> _ASSIGNMENT_:
Take every line from the listing below that includes "this" and copy it.

> _DATA EXTRACT_:
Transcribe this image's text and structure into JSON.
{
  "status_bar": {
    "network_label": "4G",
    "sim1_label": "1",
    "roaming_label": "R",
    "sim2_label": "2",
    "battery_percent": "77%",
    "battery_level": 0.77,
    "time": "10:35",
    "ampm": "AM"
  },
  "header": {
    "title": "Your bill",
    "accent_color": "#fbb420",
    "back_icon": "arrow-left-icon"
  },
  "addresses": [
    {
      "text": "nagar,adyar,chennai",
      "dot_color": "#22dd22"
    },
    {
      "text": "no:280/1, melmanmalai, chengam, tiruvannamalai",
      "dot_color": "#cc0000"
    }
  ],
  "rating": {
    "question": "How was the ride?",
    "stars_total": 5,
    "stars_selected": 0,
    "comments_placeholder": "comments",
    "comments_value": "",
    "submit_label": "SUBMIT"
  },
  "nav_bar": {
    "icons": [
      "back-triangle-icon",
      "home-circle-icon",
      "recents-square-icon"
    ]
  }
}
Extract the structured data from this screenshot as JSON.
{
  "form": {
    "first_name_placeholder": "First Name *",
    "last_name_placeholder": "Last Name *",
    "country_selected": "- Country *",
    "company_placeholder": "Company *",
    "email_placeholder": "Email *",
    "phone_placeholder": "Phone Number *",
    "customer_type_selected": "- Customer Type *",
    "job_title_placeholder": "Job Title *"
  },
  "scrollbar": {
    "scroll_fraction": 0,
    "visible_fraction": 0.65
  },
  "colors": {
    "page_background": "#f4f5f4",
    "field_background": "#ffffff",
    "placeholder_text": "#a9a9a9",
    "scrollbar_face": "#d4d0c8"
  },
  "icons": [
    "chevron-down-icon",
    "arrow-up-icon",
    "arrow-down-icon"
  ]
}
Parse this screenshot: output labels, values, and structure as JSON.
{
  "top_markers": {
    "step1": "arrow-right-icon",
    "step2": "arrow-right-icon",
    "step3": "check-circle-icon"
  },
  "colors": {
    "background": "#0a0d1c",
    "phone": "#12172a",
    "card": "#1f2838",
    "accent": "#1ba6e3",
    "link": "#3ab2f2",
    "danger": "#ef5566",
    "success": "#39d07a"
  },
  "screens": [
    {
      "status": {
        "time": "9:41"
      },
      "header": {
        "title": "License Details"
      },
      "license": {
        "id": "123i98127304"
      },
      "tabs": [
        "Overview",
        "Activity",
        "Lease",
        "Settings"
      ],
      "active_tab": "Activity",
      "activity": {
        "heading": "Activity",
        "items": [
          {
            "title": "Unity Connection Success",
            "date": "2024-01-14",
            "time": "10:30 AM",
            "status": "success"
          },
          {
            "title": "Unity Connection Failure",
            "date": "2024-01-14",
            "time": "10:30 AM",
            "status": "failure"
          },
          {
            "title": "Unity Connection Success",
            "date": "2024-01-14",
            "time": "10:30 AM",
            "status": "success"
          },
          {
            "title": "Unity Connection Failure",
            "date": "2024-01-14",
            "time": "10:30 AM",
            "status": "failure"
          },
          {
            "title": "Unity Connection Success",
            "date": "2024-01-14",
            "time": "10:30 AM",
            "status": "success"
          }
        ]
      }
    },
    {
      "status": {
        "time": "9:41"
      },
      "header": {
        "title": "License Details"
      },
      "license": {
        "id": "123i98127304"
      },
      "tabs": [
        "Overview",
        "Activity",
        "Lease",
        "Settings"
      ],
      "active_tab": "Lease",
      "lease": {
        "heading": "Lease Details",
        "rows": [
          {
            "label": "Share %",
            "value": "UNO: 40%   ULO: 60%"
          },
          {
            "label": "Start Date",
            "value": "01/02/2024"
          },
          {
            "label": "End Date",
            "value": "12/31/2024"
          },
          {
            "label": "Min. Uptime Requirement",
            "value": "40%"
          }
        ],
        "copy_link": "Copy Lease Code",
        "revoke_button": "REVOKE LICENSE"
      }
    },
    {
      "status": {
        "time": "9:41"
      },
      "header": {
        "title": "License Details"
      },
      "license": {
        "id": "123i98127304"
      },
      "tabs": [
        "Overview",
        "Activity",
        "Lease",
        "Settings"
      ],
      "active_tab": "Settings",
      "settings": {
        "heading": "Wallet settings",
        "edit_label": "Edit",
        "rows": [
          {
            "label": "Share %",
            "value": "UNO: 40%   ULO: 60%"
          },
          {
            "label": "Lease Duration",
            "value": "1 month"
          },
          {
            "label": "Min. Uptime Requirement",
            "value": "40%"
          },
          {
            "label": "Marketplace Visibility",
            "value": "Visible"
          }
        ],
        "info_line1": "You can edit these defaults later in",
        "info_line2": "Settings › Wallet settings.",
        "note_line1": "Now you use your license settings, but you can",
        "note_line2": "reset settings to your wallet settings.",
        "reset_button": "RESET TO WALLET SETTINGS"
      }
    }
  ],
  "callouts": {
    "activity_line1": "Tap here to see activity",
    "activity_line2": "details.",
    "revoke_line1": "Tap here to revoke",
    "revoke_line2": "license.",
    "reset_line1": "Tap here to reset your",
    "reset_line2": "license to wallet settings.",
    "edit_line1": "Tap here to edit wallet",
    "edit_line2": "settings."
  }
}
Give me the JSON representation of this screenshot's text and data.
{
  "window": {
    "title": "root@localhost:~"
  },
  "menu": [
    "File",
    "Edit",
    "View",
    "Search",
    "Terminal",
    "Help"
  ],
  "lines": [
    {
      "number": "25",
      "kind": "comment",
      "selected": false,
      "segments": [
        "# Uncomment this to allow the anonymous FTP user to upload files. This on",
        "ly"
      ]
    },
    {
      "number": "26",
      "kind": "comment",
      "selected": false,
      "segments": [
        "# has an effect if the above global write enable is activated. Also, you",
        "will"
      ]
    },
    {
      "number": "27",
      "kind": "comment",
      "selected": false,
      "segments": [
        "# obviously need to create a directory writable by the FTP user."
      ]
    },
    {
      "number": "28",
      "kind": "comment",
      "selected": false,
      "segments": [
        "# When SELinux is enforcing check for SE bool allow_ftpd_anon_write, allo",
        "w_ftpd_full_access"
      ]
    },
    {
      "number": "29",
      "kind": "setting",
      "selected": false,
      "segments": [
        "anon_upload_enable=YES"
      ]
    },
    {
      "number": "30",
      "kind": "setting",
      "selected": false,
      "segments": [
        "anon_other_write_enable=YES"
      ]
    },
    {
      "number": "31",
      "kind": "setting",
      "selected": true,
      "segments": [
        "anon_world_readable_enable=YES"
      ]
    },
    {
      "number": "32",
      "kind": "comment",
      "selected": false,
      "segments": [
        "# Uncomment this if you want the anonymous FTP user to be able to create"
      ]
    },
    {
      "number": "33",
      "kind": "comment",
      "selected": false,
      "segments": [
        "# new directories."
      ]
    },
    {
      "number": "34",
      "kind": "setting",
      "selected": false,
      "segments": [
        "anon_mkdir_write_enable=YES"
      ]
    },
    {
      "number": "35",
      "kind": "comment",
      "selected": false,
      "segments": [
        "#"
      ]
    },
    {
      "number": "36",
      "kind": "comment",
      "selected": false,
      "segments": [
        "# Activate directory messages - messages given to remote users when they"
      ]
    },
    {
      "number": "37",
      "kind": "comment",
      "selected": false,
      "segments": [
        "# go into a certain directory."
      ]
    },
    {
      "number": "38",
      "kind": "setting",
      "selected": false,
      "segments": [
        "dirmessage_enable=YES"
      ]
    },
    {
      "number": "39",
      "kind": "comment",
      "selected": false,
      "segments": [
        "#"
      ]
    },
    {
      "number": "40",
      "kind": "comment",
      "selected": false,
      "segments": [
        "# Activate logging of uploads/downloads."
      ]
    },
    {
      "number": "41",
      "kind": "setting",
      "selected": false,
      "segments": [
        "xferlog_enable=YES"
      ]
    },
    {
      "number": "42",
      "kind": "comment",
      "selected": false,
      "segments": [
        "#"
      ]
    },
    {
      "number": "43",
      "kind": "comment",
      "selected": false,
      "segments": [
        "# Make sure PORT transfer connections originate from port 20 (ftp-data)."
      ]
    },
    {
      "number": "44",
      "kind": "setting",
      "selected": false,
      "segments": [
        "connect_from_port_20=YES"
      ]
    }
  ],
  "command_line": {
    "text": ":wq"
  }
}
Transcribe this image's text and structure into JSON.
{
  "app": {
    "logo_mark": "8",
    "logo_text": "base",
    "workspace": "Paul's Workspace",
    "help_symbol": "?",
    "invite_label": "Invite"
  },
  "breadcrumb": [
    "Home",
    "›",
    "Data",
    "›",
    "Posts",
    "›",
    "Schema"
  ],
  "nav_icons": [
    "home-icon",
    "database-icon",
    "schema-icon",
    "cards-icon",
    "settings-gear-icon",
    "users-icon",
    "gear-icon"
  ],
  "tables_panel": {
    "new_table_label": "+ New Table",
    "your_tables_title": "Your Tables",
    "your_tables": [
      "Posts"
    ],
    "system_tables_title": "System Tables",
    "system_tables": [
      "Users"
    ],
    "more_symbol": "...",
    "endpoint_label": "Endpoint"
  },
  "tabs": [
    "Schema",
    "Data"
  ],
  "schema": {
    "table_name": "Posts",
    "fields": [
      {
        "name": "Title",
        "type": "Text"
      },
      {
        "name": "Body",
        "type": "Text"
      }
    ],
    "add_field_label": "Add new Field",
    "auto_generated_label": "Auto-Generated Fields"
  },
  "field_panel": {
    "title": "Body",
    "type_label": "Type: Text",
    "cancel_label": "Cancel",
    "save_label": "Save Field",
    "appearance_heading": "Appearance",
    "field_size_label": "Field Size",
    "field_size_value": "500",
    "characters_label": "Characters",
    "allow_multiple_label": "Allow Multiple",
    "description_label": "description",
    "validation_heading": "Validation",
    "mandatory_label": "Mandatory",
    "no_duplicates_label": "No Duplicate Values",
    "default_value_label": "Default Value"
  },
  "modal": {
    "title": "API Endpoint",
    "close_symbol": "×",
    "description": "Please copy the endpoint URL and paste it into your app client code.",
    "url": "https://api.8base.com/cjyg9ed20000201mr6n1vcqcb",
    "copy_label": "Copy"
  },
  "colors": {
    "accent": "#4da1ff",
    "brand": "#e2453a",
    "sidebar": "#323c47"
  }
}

> _REPLY TO THE EXERCISE_:
Transcribe this image's text and structure into JSON.
Extract the structured data from this screenshot as JSON.
Parse this screenshot: output labels, values, and structure as JSON.
Give me the JSON representation of this screenshot's text and data.
        "# Uncomment this to allow the anonymous FTP user to upload files. This on",
        "# Uncomment this if you want the anonymous FTP user to be able to create"
Transcribe this image's text and structure into JSON.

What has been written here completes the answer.